  • 20. area 2006-07 Cropping intensity Percentage of gross irrigated area to gross area sown 2006-07 Percentage of net irrigated area to net area 83.99 sown 2006 – 07 Consumption of fertilizer in kg/hectare of gross 0.33 area sown 2006-07 Average yield of food grains 2006-07 (kg/ha) 1975 Percentage of area under bhadai crops 5.90 Percentage of area under agahani crops 38.47 Percentage of area under garma crops 2.37 Percentage of area under rabi crops 53.25 Percentage of villages having paved approach 24.63 road 2001 Length of highways and mdrs per thousand sq 121.19 km in area (km) 31st march 2005 Length of rural roads per lakh population (km) 28.88 2004-05 Length of rural roads per thousand sq km in 204.60 area (km) 2004 – 05 Number of branches of scheduled commercial 185 banks 2008 – 09 Credit deposit ratio 2008 28.67 Density of livestock per sq km 2003 185 Density of poultry per sq km 2003 Average livestock population served per 24165 veterinary hospital/dispensary 2003 District wise fish production 2007 – 08 3900 Share of districts in total milk production 2007 3.20 – 08 Annexure 4: Total Land Total 10%S.No Village Name No of SHG Total Member (Kattha) Loan Loan Update 1 Bela 2 27 605 134915 13491.5 0 2 Mehedipur 5 62 1232 274736 27473.6 20664 3 Garibchak 1 15 66.5 14829.5 1482.95 1487 4 Punadih 1 14 385 85855 8585.5 8582 5 Nishkha 6 75 3987 889101 88910.1 61053 6 Vishnu Bigha 3 36 1609 358807 35880.7 24018 7 Shri Chak 5 60 1425 317775 31777.5 23146 Indian Grameen Services, Case Study Page 20

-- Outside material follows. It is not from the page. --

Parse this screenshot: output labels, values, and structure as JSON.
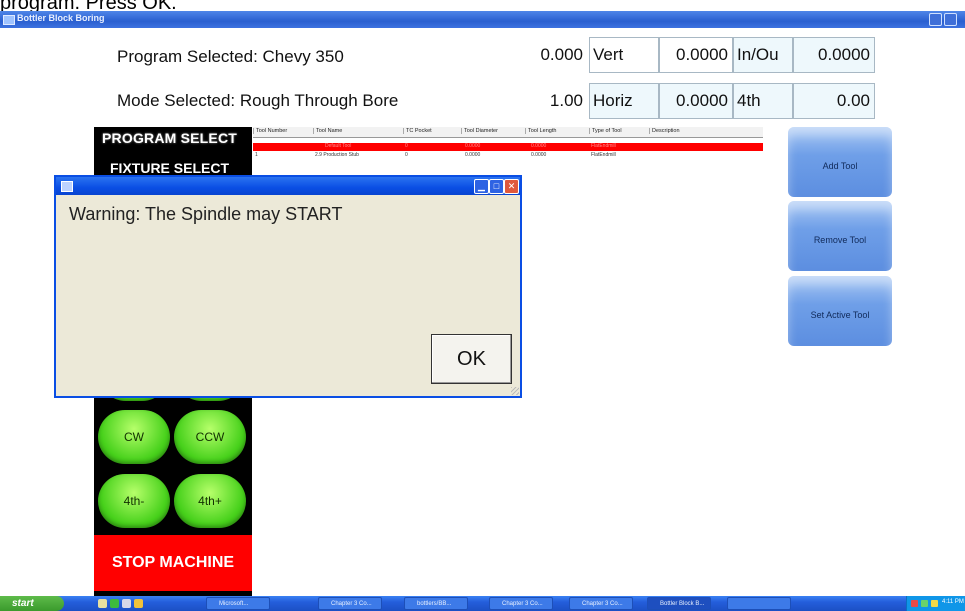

  • 21. 8 Sahanu 2 25 1162 259126 25912.6 164459 Mubarakpur 1 10 259 57757 5775.7 5771 Total 26 324 10730.5 2392901.5 239290.2 161166 Annexure 5: Name of the Mountain which have been searched since 2.5.11 to 14.5.11 S.No Name of Mountain Address Price (in Rs) Per CFT 1 Korma Near Jamunai 2000 2 Karjara Near Manpur 1900 3 Aru Near Gaya-Wajirganj Road 2000 4 Bandhua Near Gaya-Fathepur Road 2100 5 Sihauli Near Gaya-Amas Road 2000 6 Manda Near Gaya-Gurua Road 1700 7 Mirjapur Near Manpur 2425 8 Kewali Near Kujapi, Gaya Town Block 2200 9 Rafiganj Mountain Near Rafiganj 1825 10 Kulmama Near Chirki, Gaya-Sherghati Road 1700 11 Chaparda Near A.N.Medical College 1800 12 Delho Near Bankebazar 1800 13 Chalho Near Gaya Station 2000 14 Gariyak Near Rajgir 2100 15 Giri Near Manpur 2000 Annexure 6: Price Hike Comaprison Between the 2009 and 2011 Price 2011 2009 Masson 266200 135520 Labour 501860 305480 Metal 92400 76016 Boulder 729000 514080 Cement 750000 550000 Sand 68200 49600 Indian Grameen Services, Case Study Page 21
  • 22. Annexure 7: Trust Deed FormedAnnexure 8:Technical Details • Catchment Area 8000 Ha • Rainfall : 1000mm • River Name Jamunai (perineal River) • Length of maximum length of travel from remotest point (L) 16000 meter • Difference in head between remotest point and the point of disposal (H) 24 meter • Peak Discharge (Q) 194.814 m3/Sec • Cost of the Dam is Rs 23,52,998Indian Grameen Services, Case Study Page 22